* [Goal of the exercise] Please show every line from the entries that carries the word "Local".

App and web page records
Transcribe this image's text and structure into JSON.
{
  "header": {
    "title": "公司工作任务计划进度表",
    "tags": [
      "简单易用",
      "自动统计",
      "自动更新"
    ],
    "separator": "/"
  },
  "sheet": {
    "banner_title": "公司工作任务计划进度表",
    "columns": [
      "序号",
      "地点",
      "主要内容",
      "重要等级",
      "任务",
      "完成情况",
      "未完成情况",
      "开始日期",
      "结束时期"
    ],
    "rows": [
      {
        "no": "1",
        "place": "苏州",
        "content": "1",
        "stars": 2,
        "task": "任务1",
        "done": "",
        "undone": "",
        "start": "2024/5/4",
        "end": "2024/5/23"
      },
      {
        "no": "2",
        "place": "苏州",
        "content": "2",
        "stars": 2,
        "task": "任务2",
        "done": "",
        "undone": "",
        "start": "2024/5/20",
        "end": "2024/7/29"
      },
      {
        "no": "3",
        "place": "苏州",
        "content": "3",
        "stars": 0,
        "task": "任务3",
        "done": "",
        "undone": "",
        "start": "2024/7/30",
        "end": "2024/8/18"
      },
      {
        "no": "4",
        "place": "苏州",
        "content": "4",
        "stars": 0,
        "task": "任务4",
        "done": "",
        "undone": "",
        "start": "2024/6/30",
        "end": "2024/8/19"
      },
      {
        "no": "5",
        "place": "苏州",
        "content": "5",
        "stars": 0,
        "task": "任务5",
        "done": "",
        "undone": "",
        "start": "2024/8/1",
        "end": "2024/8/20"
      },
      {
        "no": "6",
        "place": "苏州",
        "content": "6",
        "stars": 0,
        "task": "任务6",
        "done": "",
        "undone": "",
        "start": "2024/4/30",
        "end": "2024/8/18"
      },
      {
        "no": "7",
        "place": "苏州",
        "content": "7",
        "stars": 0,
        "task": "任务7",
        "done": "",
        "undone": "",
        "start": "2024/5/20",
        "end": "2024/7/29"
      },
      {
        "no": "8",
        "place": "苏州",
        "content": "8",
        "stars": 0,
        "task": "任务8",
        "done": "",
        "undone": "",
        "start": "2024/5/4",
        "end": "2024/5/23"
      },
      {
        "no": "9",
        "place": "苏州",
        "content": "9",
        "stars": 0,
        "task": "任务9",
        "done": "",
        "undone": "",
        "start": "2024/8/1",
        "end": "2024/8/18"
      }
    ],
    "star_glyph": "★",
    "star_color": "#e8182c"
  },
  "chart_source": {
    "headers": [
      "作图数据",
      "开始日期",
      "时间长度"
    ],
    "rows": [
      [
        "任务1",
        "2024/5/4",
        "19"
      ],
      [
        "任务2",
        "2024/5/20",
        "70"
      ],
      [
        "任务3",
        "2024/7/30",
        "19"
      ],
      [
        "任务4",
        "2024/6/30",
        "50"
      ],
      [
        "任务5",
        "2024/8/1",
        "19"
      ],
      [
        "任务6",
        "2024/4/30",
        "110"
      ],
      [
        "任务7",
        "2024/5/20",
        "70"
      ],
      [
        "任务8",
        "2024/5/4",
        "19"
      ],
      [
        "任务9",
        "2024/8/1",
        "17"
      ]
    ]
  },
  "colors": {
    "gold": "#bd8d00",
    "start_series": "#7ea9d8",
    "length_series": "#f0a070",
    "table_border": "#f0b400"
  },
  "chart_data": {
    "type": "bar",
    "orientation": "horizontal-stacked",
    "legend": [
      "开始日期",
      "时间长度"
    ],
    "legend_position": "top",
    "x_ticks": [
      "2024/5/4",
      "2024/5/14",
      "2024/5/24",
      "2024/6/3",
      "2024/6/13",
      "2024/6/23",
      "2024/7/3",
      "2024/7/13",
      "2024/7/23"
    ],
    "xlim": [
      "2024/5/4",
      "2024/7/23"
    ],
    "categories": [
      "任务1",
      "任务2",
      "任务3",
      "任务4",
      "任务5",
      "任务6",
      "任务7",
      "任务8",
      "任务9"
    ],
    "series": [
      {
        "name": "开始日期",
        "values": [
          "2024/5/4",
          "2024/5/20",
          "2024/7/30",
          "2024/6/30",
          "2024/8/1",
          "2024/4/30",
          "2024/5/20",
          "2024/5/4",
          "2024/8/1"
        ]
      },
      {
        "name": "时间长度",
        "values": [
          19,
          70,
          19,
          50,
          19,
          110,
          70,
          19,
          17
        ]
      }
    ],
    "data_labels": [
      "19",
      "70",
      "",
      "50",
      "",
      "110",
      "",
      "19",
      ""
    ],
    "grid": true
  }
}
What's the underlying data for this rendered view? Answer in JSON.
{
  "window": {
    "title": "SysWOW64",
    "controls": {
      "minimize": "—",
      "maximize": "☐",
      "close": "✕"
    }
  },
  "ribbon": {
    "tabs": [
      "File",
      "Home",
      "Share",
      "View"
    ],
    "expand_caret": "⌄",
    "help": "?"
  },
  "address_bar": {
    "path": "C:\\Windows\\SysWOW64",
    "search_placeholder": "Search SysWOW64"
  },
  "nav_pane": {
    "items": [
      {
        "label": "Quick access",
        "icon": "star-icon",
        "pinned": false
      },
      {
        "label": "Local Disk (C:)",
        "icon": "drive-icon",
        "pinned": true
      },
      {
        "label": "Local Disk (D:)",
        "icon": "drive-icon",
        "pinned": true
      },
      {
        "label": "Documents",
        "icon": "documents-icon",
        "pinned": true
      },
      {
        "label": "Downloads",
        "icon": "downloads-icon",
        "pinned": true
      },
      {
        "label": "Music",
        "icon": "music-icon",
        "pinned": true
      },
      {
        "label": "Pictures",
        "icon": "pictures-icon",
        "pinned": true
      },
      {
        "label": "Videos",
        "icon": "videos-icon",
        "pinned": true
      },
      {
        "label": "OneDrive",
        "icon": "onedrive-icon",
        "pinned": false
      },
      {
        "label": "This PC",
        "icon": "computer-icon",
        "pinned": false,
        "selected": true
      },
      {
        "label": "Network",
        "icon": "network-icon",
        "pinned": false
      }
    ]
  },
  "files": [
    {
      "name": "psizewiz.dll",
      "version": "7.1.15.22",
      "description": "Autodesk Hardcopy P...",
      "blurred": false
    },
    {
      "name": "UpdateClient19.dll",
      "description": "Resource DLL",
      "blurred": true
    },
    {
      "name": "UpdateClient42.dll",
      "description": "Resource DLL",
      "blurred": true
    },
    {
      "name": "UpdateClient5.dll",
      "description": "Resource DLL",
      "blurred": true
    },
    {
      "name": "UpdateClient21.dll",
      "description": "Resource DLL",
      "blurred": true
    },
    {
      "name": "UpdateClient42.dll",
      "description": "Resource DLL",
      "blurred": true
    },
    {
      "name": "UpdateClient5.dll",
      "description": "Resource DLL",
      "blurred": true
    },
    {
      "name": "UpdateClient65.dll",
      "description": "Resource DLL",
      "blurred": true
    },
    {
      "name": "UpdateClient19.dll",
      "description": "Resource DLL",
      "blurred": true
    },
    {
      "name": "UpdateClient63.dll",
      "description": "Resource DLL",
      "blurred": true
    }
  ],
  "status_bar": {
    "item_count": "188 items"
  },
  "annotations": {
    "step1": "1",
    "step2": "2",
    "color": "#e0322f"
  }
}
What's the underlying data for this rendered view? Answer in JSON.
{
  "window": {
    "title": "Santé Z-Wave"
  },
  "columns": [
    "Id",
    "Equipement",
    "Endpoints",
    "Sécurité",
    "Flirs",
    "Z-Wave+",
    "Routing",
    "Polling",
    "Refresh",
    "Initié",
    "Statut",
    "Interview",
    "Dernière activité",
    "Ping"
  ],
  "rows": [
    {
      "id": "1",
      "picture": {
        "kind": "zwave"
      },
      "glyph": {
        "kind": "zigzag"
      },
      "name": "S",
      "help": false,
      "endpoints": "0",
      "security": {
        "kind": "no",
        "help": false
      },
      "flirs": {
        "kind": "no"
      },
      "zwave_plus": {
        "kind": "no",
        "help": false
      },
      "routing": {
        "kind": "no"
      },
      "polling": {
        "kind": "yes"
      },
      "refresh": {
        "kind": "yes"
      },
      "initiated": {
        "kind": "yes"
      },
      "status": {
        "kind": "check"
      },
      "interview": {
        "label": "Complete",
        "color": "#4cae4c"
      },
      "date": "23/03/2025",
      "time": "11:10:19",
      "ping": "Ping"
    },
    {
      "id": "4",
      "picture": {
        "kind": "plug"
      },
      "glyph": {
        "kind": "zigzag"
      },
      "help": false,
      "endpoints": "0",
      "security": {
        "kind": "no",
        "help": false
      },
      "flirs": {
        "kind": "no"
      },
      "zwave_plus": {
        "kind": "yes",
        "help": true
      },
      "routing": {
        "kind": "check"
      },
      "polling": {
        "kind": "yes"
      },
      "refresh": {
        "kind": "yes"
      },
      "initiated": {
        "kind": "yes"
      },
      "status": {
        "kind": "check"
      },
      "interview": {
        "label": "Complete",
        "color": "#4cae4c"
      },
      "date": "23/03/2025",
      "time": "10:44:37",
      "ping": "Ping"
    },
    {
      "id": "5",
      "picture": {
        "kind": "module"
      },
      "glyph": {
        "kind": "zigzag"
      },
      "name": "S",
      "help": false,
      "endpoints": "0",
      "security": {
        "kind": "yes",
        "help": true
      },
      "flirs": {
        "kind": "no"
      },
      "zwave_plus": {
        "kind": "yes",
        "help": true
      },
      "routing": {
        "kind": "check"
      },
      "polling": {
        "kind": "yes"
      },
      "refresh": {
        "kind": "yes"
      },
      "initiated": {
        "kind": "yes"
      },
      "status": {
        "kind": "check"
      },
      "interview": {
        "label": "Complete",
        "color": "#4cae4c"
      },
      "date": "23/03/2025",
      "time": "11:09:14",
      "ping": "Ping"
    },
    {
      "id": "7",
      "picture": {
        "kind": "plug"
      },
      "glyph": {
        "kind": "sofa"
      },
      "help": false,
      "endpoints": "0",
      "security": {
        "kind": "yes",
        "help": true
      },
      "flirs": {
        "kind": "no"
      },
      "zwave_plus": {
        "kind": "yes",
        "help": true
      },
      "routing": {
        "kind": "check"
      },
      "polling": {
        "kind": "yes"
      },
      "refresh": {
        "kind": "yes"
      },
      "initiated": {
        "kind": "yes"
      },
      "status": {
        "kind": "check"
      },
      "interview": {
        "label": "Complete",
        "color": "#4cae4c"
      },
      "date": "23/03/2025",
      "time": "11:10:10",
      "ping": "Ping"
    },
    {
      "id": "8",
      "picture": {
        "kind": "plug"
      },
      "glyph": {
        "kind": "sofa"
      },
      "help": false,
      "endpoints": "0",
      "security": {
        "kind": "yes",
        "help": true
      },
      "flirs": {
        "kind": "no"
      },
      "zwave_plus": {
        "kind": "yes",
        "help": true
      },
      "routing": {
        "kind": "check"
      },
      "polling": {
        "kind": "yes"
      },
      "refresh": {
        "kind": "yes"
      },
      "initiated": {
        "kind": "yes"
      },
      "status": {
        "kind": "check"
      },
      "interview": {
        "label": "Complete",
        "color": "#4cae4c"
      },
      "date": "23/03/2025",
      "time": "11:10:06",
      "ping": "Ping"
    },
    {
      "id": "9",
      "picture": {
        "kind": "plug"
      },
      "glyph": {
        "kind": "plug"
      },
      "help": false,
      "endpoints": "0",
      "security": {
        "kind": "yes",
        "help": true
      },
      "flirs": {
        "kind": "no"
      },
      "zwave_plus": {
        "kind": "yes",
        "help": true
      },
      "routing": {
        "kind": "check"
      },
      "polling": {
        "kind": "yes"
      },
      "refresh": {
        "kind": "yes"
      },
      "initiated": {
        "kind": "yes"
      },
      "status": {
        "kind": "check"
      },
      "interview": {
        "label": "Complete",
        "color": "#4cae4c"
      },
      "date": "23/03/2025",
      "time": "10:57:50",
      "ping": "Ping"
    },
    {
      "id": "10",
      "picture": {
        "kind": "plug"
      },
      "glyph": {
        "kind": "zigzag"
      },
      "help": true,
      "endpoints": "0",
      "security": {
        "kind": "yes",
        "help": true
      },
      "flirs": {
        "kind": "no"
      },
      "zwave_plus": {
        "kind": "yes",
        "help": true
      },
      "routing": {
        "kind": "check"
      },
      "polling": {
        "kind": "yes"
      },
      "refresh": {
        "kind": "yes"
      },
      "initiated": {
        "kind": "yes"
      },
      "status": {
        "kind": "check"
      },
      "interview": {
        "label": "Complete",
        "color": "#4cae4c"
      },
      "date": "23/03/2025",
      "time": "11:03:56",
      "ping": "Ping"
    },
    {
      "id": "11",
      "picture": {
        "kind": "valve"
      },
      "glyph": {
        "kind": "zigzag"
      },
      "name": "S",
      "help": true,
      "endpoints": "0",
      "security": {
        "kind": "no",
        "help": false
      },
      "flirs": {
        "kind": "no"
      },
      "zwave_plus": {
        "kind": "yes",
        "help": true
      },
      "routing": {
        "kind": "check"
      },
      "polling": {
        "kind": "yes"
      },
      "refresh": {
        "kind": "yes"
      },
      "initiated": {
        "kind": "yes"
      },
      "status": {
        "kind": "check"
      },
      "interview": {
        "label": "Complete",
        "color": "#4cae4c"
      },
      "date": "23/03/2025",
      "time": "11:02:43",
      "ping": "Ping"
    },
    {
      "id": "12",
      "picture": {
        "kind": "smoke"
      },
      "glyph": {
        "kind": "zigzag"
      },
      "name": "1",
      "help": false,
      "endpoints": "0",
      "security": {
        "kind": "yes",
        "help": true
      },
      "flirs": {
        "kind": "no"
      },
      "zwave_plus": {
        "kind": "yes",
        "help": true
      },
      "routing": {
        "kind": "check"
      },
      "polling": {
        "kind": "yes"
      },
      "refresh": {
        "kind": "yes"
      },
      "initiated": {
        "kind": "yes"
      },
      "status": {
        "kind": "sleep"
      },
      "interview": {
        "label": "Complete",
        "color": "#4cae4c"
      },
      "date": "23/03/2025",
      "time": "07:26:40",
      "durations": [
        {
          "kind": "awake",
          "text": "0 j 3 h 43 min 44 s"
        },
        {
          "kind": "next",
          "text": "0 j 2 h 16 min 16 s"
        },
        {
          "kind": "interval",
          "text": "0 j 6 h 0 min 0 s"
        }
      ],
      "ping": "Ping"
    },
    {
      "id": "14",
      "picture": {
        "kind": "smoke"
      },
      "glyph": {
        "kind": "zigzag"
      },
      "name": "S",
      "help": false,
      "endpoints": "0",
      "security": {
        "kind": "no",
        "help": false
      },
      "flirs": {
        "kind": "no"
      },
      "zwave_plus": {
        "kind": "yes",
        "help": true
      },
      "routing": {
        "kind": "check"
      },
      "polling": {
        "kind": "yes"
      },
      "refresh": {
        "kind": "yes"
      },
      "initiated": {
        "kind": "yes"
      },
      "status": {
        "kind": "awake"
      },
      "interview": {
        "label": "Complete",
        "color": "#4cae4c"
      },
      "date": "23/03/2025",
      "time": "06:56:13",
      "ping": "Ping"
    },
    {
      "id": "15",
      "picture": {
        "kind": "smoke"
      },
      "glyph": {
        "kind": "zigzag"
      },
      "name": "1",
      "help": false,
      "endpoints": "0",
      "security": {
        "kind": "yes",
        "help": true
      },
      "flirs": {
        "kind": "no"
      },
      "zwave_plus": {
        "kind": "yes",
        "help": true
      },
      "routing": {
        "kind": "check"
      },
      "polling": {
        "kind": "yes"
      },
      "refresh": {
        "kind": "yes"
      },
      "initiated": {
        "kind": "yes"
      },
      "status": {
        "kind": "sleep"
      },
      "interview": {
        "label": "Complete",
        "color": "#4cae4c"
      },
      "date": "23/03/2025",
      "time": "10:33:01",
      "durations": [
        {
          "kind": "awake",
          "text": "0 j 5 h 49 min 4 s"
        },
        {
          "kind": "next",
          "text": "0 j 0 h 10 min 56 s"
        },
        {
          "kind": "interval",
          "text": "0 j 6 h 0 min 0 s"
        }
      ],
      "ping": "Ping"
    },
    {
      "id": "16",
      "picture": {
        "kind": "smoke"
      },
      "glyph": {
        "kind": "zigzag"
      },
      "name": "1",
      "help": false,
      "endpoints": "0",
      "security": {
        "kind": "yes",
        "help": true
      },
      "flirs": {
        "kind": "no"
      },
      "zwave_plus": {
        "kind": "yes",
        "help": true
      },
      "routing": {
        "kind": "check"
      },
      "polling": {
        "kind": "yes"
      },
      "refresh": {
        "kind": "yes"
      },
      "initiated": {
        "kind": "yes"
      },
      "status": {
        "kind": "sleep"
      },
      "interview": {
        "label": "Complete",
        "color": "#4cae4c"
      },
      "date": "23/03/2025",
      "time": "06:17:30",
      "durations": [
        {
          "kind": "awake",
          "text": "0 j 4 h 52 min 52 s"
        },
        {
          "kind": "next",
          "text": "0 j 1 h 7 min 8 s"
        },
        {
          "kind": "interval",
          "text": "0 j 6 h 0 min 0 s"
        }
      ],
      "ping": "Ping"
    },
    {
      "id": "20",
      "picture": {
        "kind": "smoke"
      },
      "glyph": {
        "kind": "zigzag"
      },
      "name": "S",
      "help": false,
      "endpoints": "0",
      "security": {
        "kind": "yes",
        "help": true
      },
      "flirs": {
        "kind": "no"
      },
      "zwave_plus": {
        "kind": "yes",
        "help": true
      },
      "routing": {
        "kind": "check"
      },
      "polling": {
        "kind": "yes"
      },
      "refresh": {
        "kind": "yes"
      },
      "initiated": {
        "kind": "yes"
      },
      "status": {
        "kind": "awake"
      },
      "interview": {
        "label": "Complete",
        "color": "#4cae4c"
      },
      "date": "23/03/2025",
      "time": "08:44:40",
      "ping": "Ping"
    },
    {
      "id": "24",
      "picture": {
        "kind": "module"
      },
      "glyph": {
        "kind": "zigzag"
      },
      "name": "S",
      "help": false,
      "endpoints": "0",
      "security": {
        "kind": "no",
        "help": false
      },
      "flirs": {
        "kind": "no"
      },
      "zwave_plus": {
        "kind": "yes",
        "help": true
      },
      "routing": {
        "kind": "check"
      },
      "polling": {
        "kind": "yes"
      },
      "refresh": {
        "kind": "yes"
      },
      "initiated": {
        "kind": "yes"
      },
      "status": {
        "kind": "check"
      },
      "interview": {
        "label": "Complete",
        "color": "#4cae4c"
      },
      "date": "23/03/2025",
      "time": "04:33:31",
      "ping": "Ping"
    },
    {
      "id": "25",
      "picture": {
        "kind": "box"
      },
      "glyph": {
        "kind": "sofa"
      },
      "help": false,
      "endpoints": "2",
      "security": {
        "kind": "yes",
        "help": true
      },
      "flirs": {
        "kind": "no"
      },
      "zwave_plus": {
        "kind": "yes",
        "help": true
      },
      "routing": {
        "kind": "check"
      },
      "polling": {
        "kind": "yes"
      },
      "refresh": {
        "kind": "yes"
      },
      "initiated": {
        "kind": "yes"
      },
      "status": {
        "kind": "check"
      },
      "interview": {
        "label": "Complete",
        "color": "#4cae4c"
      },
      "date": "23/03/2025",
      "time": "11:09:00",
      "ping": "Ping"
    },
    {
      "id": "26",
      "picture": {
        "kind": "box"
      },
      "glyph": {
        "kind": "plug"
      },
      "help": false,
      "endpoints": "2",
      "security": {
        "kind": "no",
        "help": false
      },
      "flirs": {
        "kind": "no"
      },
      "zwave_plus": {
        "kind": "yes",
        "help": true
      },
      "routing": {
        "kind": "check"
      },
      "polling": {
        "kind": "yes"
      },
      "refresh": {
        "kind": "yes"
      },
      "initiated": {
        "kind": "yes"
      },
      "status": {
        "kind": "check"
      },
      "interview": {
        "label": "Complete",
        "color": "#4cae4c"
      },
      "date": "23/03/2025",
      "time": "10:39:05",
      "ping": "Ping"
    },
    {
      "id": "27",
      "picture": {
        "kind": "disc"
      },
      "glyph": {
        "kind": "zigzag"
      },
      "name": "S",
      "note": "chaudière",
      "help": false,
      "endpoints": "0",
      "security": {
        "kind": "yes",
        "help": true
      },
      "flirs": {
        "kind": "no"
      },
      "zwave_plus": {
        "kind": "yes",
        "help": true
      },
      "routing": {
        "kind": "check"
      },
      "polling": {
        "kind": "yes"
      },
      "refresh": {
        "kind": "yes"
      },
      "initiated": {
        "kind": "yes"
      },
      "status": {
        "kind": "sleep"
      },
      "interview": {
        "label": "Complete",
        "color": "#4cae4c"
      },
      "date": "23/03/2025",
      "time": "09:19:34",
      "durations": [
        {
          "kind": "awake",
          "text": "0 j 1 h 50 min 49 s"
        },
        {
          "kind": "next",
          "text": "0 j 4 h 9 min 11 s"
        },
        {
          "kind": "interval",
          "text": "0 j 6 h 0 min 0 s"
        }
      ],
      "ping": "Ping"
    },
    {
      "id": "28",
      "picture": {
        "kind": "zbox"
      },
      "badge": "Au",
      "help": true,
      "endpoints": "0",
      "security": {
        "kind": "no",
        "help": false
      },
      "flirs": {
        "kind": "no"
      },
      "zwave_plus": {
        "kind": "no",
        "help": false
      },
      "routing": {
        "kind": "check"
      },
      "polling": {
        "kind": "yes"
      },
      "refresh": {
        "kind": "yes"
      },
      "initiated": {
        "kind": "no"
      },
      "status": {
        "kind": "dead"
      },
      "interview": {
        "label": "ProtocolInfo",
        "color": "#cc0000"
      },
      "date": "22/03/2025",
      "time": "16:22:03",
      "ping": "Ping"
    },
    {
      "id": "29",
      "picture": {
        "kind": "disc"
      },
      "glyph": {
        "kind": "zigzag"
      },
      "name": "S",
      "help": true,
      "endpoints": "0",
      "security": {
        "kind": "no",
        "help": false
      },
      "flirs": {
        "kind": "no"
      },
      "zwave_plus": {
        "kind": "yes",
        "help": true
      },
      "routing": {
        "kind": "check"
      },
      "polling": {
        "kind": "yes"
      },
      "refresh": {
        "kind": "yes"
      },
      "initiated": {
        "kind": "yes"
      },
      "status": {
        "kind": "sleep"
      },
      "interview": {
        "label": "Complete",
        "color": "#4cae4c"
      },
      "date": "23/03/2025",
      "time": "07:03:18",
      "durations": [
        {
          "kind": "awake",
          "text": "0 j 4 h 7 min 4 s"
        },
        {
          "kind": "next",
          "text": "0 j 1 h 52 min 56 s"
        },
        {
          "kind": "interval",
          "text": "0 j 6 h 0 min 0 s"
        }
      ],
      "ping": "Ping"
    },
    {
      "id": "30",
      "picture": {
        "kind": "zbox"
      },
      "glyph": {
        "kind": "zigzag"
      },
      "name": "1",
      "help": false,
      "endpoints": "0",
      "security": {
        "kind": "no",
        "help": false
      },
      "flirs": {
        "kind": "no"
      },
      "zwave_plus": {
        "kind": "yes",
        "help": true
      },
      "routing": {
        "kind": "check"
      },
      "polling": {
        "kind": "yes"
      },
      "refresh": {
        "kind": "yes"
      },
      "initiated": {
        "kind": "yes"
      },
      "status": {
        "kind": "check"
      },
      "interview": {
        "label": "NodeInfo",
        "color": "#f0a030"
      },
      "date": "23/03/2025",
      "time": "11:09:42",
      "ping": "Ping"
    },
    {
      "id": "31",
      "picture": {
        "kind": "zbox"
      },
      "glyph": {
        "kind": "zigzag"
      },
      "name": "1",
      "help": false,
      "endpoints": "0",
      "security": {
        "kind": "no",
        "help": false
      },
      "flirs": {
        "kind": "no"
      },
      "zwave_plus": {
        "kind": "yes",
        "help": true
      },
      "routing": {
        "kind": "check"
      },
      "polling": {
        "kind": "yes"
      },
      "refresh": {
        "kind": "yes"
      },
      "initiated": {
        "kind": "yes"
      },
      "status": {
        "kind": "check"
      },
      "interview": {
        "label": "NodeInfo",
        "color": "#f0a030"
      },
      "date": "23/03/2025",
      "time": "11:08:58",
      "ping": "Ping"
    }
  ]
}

* [Answer below]
        "label": "Local Disk (C:)",
        "label": "Local Disk (D:)",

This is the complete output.